I am very enthusiastic about the following paper: it brings new ideas and solves a problem that I did not expect to be solvable, namely usable type inference when both polymorphism and subtyping are implicit. (By "usable" here I mean that the inferred types are both compact and principal, while previous work generally had only one of those properties.)
Polymorphism, Subtyping, and Type Inference in MLsub
Stephen Dolan and Alan Mycroft
We present a type system combining subtyping and ML-style parametric polymorphism. Unlike previous work, our system supports type inference and has compact principal types. We demonstrate this system in the minimal language MLsub, which types a strict superset of core ML programs.
This is made possible by keeping a strict separation between the types used to describe inputs and those used to describe outputs, and extending the classical unification algorithm to handle subtyping constraints between these input and output types. Principal types are kept compact by type simplification, which exploits deep connections between subtyping and the algebra of regular languages. An implementation is available online.
The paper is full of interesting ideas. For example, one idea is that adding type variables to the base grammar of types -- instead of defining them by their substitution -- forces us to look at our type systems in ways that are more open to extension with new features. I would recommend looking at this paper even if you are interested in ML and type inference, but not subtyping, or in polymorphism and subtyping, but not type inference, or in subtyping and type inference, but not functional languages.

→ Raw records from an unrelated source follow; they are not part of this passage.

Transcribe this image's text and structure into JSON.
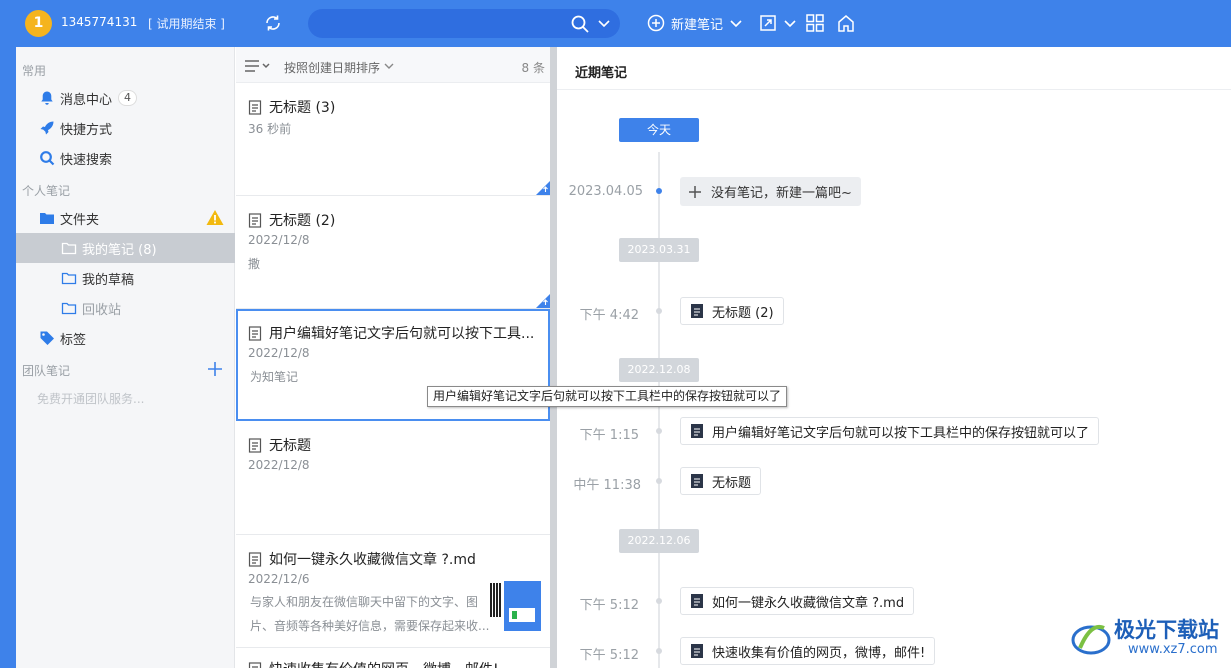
{
  "topbar": {
    "avatar_letter": "1",
    "account": "1345774131",
    "trial_status": "[ 试用期结束 ]",
    "new_note_label": "新建笔记",
    "accent": "#3e82ea"
  },
  "sidebar": {
    "section_common": "常用",
    "messages_label": "消息中心",
    "messages_count": "4",
    "shortcuts_label": "快捷方式",
    "quick_search_label": "快速搜索",
    "section_personal": "个人笔记",
    "folder_label": "文件夹",
    "my_notes_label": "我的笔记 (8)",
    "my_drafts_label": "我的草稿",
    "recycle_label": "回收站",
    "tags_label": "标签",
    "section_team": "团队笔记",
    "team_hint": "免费开通团队服务..."
  },
  "notelist": {
    "sort_label": "按照创建日期排序",
    "count": "8 条",
    "notes": [
      {
        "title": "无标题 (3)",
        "date": "36 秒前",
        "preview": ""
      },
      {
        "title": "无标题 (2)",
        "date": "2022/12/8",
        "preview": "撒"
      },
      {
        "title": "用户编辑好笔记文字后句就可以按下工具...",
        "date": "2022/12/8",
        "preview": "为知笔记"
      },
      {
        "title": "无标题",
        "date": "2022/12/8",
        "preview": ""
      },
      {
        "title": "如何一键永久收藏微信文章 ?.md",
        "date": "2022/12/6",
        "preview_line1": "与家人和朋友在微信聊天中留下的文字、图",
        "preview_line2": "片、音频等各种美好信息，需要保存起来收..."
      },
      {
        "title": "快速收集有价值的网页，微博，邮件!"
      }
    ]
  },
  "tooltip": "用户编辑好笔记文字后句就可以按下工具栏中的保存按钮就可以了",
  "timeline": {
    "title": "近期笔记",
    "today_label": "今天",
    "empty_time": "2023.04.05",
    "empty_label": "没有笔记，新建一篇吧~",
    "groups": [
      {
        "date": "2023.03.31"
      },
      {
        "date": "2022.12.08"
      },
      {
        "date": "2022.12.06"
      }
    ],
    "entries": [
      {
        "time": "下午 4:42",
        "title": "无标题 (2)"
      },
      {
        "time": "下午 1:15",
        "title": "用户编辑好笔记文字后句就可以按下工具栏中的保存按钮就可以了"
      },
      {
        "time": "中午 11:38",
        "title": "无标题"
      },
      {
        "time": "下午 5:12",
        "title": "如何一键永久收藏微信文章 ?.md"
      },
      {
        "time": "下午 5:12",
        "title": "快速收集有价值的网页，微博，邮件!"
      }
    ]
  },
  "watermark": {
    "line1": "极光下载站",
    "line2": "www.xz7.com"
  }
}
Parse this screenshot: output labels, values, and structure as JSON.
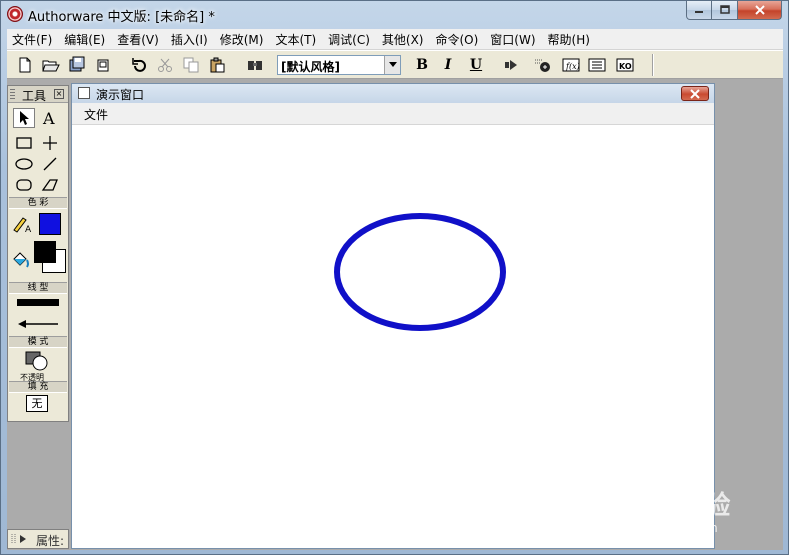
{
  "window": {
    "title": "Authorware 中文版: [未命名] *"
  },
  "menubar": {
    "items": [
      "文件(F)",
      "编辑(E)",
      "查看(V)",
      "插入(I)",
      "修改(M)",
      "文本(T)",
      "调试(C)",
      "其他(X)",
      "命令(O)",
      "窗口(W)",
      "帮助(H)"
    ]
  },
  "toolbar": {
    "style_combo_value": "[默认风格]",
    "bold_label": "B",
    "italic_label": "I",
    "underline_label": "U"
  },
  "tools_palette": {
    "title": "工具",
    "sections": {
      "color": "色 彩",
      "line": "线 型",
      "mode": "模 式",
      "fill": "填 充"
    },
    "mode_value": "不透明",
    "fill_value": "无",
    "colors": {
      "text_color": "#1010e0",
      "fill_foreground": "#000000",
      "fill_background": "#ffffff"
    }
  },
  "properties_bar": {
    "label": "属性:"
  },
  "presentation_window": {
    "title": "演示窗口",
    "menu": [
      "文件"
    ],
    "ellipse_color": "#1010c8"
  },
  "watermark": {
    "text": "Baidu经验",
    "url": "jingyan.baidu.com"
  }
}
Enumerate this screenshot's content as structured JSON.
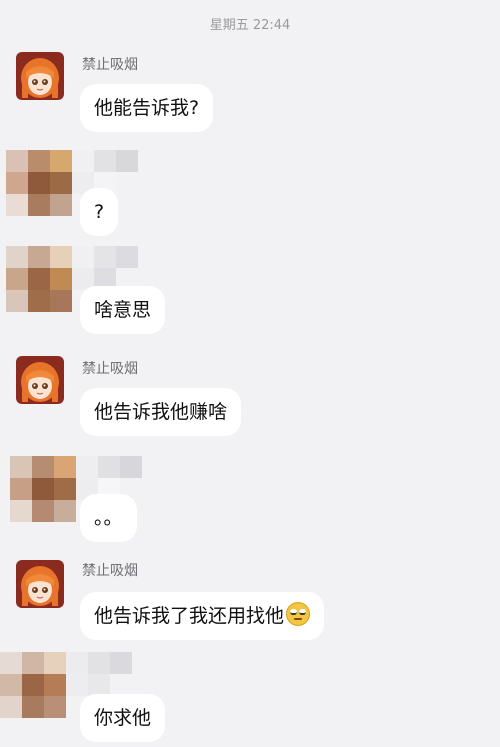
{
  "timestamp": "星期五 22:44",
  "messages": [
    {
      "sender": "禁止吸烟",
      "text": "他能告诉我?"
    },
    {
      "sender": "",
      "text": "?"
    },
    {
      "sender": "",
      "text": "啥意思"
    },
    {
      "sender": "禁止吸烟",
      "text": "他告诉我他赚啥"
    },
    {
      "sender": "",
      "text": "。。"
    },
    {
      "sender": "禁止吸烟",
      "text": "他告诉我了我还用找他"
    },
    {
      "sender": "",
      "text": "你求他"
    }
  ],
  "icons": {
    "emoji": "eye-roll-emoji-icon",
    "avatar": "anime-girl-avatar"
  },
  "colors": {
    "background": "#f2f2f4",
    "bubble": "#ffffff",
    "sender_name": "#6e6e73"
  }
}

(If you are looking for interesting work on inference of polymorphism and subtyping in object-oriented languages, I would recommend Getting F-Bounded Polymorphism into Shape by Ben Greenman, Fabian Muehlboeck and Ross Tate, 2014.)